▶ _Task prompt_
Reproduce the listing below verbatim.

══ Given records ══

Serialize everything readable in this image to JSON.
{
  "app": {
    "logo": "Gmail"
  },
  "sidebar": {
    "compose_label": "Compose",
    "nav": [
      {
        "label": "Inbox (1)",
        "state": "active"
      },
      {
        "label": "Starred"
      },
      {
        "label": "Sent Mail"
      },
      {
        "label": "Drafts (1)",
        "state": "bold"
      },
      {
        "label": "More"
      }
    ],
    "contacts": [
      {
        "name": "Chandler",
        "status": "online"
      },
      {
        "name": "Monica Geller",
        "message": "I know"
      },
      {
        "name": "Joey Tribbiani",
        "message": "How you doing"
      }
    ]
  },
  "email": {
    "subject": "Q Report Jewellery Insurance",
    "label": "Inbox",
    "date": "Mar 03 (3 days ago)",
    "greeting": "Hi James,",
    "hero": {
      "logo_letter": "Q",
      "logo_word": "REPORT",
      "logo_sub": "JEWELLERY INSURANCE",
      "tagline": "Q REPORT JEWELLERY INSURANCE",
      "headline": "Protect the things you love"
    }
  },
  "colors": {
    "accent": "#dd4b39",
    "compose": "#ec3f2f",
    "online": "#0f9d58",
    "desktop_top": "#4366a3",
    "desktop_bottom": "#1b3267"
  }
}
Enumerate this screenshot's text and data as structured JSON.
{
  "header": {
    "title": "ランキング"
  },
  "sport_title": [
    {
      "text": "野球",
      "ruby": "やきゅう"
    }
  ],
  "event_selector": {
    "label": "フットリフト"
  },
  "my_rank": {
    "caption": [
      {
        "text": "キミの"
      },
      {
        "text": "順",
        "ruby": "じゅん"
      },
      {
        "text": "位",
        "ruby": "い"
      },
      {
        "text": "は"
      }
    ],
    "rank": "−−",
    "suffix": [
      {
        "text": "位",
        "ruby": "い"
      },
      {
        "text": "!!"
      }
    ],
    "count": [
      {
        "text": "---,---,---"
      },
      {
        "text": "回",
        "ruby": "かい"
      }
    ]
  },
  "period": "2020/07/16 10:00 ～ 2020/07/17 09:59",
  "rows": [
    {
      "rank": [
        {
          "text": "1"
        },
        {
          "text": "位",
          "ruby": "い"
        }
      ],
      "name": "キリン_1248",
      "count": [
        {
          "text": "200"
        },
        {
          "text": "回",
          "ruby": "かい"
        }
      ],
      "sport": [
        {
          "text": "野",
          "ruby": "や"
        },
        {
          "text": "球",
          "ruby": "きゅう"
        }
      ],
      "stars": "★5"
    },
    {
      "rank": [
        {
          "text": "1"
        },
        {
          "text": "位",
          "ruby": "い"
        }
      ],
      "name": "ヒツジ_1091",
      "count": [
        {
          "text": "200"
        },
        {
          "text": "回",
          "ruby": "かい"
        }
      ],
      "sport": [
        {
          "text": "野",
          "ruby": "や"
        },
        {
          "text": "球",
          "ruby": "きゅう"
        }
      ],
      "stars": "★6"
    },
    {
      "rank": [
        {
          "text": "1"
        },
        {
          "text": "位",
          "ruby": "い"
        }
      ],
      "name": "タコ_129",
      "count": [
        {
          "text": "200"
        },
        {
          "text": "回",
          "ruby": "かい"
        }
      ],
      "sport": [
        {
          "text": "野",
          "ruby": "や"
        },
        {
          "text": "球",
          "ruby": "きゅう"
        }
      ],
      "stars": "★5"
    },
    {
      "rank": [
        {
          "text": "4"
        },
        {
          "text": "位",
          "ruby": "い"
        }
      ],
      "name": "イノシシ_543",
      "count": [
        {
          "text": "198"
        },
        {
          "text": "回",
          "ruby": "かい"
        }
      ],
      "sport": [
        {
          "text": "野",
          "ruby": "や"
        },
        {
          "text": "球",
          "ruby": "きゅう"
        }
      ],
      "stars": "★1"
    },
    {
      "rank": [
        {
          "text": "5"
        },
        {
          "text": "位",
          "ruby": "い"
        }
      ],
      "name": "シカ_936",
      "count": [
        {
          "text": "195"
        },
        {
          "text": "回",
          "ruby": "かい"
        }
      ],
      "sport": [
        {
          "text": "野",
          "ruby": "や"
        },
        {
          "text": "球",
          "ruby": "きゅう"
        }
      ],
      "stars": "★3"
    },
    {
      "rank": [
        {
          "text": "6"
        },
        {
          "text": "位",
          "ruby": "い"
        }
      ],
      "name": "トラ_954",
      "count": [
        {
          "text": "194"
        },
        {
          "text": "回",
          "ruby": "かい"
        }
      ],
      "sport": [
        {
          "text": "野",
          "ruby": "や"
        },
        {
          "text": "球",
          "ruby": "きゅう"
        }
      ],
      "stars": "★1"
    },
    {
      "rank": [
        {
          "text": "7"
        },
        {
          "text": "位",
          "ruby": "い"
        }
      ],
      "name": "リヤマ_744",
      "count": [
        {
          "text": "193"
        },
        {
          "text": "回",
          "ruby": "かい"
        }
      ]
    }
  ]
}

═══

▶ _Response to the task_
Serialize everything readable in this image to JSON.
{
  "app": {
    "logo": "Gmail"
  },
  "sidebar": {
    "compose_label": "Compose",
    "nav": [
      {
        "label": "Inbox (1)",
        "state": "active"
      },
      {
        "label": "Starred"
      },
      {
        "label": "Sent Mail"
      },
      {
        "label": "Drafts (1)",
        "state": "bold"
      },
      {
        "label": "More"
      }
    ],
    "contacts": [
      {
        "name": "Chandler",
        "status": "online"
      },
      {
        "name": "Monica Geller",
        "message": "I know"
      },
      {
        "name": "Joey Tribbiani",
        "message": "How you doing"
      }
    ]
  },
  "email": {
    "subject": "Q Report Jewellery Insurance",
    "label": "Inbox",
    "date": "Mar 03 (3 days ago)",
    "greeting": "Hi James,",
    "hero": {
      "logo_letter": "Q",
      "logo_word": "REPORT",
      "logo_sub": "JEWELLERY INSURANCE",
      "tagline": "Q REPORT JEWELLERY INSURANCE",
      "headline": "Protect the things you love"
    }
  },
  "colors": {
    "accent": "#dd4b39",
    "compose": "#ec3f2f",
    "online": "#0f9d58",
    "desktop_top": "#4366a3",
    "desktop_bottom": "#1b3267"
  }
}
Enumerate this screenshot's text and data as structured JSON.
{
  "header": {
    "title": "ランキング"
  },
  "sport_title": [
    {
      "text": "野球",
      "ruby": "やきゅう"
    }
  ],
  "event_selector": {
    "label": "フットリフト"
  },
  "my_rank": {
    "caption": [
      {
        "text": "キミの"
      },
      {
        "text": "順",
        "ruby": "じゅん"
      },
      {
        "text": "位",
        "ruby": "い"
      },
      {
        "text": "は"
      }
    ],
    "rank": "−−",
    "suffix": [
      {
        "text": "位",
        "ruby": "い"
      },
      {
        "text": "!!"
      }
    ],
    "count": [
      {
        "text": "---,---,---"
      },
      {
        "text": "回",
        "ruby": "かい"
      }
    ]
  },
  "period": "2020/07/16 10:00 ～ 2020/07/17 09:59",
  "rows": [
    {
      "rank": [
        {
          "text": "1"
        },
        {
          "text": "位",
          "ruby": "い"
        }
      ],
      "name": "キリン_1248",
      "count": [
        {
          "text": "200"
        },
        {
          "text": "回",
          "ruby": "かい"
        }
      ],
      "sport": [
        {
          "text": "野",
          "ruby": "や"
        },
        {
          "text": "球",
          "ruby": "きゅう"
        }
      ],
      "stars": "★5"
    },
    {
      "rank": [
        {
          "text": "1"
        },
        {
          "text": "位",
          "ruby": "い"
        }
      ],
      "name": "ヒツジ_1091",
      "count": [
        {
          "text": "200"
        },
        {
          "text": "回",
          "ruby": "かい"
        }
      ],
      "sport": [
        {
          "text": "野",
          "ruby": "や"
        },
        {
          "text": "球",
          "ruby": "きゅう"
        }
      ],
      "stars": "★6"
    },
    {
      "rank": [
        {
          "text": "1"
        },
        {
          "text": "位",
          "ruby": "い"
        }
      ],
      "name": "タコ_129",
      "count": [
        {
          "text": "200"
        },
        {
          "text": "回",
          "ruby": "かい"
        }
      ],
      "sport": [
        {
          "text": "野",
          "ruby": "や"
        },
        {
          "text": "球",
          "ruby": "きゅう"
        }
      ],
      "stars": "★5"
    },
    {
      "rank": [
        {
          "text": "4"
        },
        {
          "text": "位",
          "ruby": "い"
        }
      ],
      "name": "イノシシ_543",
      "count": [
        {
          "text": "198"
        },
        {
          "text": "回",
          "ruby": "かい"
        }
      ],
      "sport": [
        {
          "text": "野",
          "ruby": "や"
        },
        {
          "text": "球",
          "ruby": "きゅう"
        }
      ],
      "stars": "★1"
    },
    {
      "rank": [
        {
          "text": "5"
        },
        {
          "text": "位",
          "ruby": "い"
        }
      ],
      "name": "シカ_936",
      "count": [
        {
          "text": "195"
        },
        {
          "text": "回",
          "ruby": "かい"
        }
      ],
      "sport": [
        {
          "text": "野",
          "ruby": "や"
        },
        {
          "text": "球",
          "ruby": "きゅう"
        }
      ],
      "stars": "★3"
    },
    {
      "rank": [
        {
          "text": "6"
        },
        {
          "text": "位",
          "ruby": "い"
        }
      ],
      "name": "トラ_954",
      "count": [
        {
          "text": "194"
        },
        {
          "text": "回",
          "ruby": "かい"
        }
      ],
      "sport": [
        {
          "text": "野",
          "ruby": "や"
        },
        {
          "text": "球",
          "ruby": "きゅう"
        }
      ],
      "stars": "★1"
    },
    {
      "rank": [
        {
          "text": "7"
        },
        {
          "text": "位",
          "ruby": "い"
        }
      ],
      "name": "リヤマ_744",
      "count": [
        {
          "text": "193"
        },
        {
          "text": "回",
          "ruby": "かい"
        }
      ]
    }
  ]
}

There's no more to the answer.